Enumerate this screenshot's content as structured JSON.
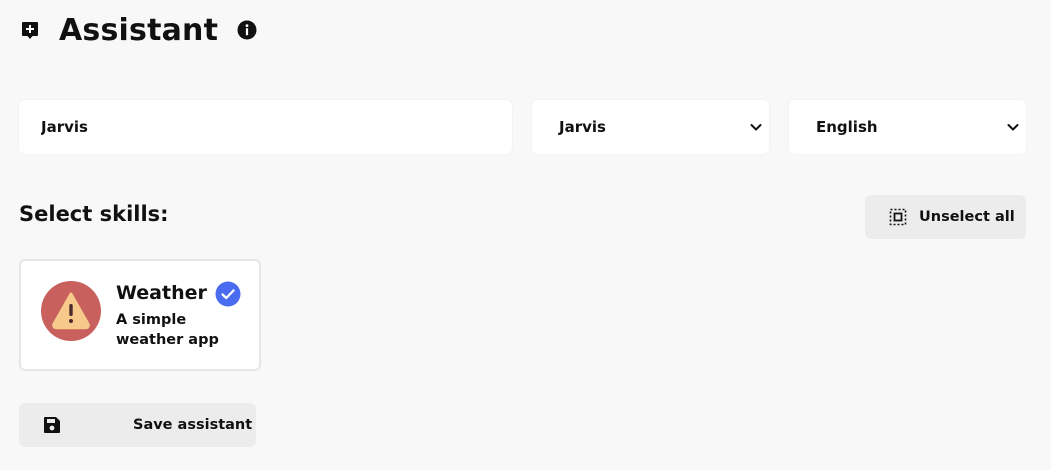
{
  "header": {
    "title": "Assistant",
    "app_icon": "assistant-plus-icon",
    "info_icon": "info-icon"
  },
  "form": {
    "name_value": "Jarvis",
    "voice_selected": "Jarvis",
    "language_selected": "English"
  },
  "skills": {
    "title": "Select skills:",
    "unselect_all_label": "Unselect all",
    "items": [
      {
        "name": "Weather",
        "description": "A simple weather app",
        "icon": "warning-icon",
        "selected": true
      }
    ]
  },
  "actions": {
    "save_label": "Save assistant",
    "save_icon": "floppy-disk-icon"
  },
  "colors": {
    "background": "#f8f8f8",
    "accent": "#4a6cf0",
    "avatar_bg": "#c8605e",
    "warning_fill": "#f7c98b"
  }
}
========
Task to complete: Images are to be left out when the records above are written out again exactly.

Exercise solution:
Enumerate this screenshot's content as structured JSON.
{
  "header": {
    "title": "Assistant",
    "app_icon": "assistant-plus-icon",
    "info_icon": "info-icon"
  },
  "form": {
    "name_value": "Jarvis",
    "voice_selected": "Jarvis",
    "language_selected": "English"
  },
  "skills": {
    "title": "Select skills:",
    "unselect_all_label": "Unselect all",
    "items": [
      {
        "name": "Weather",
        "description": "A simple weather app",
        "icon": "warning-icon",
        "selected": true
      }
    ]
  },
  "actions": {
    "save_label": "Save assistant",
    "save_icon": "floppy-disk-icon"
  },
  "colors": {
    "background": "#f8f8f8",
    "accent": "#4a6cf0",
    "avatar_bg": "#c8605e",
    "warning_fill": "#f7c98b"
  }
}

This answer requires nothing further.